WORK INSTRUCTION
Within the entries below, find the lines that hold "from" and report only how many there are.

RECORDS SUPPLIED
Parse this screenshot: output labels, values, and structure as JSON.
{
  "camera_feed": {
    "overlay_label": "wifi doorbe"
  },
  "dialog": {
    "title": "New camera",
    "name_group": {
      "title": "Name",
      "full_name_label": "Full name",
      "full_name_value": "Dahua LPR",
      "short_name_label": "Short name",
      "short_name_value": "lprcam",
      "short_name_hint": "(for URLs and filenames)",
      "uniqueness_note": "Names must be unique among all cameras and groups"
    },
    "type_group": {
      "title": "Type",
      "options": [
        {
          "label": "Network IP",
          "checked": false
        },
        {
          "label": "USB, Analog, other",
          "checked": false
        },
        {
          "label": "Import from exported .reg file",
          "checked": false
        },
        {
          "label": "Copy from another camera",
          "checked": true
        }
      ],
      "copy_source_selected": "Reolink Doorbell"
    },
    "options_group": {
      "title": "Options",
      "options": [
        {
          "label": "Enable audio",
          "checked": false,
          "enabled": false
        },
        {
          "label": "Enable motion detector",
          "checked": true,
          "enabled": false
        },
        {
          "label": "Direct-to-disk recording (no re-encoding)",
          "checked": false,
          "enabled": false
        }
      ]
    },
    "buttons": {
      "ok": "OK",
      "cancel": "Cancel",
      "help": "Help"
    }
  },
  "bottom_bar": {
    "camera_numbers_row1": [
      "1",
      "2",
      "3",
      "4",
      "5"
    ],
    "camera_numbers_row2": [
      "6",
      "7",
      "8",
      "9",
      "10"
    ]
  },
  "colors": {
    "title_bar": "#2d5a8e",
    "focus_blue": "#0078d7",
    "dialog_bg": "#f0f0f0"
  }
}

ANSWER BOX
2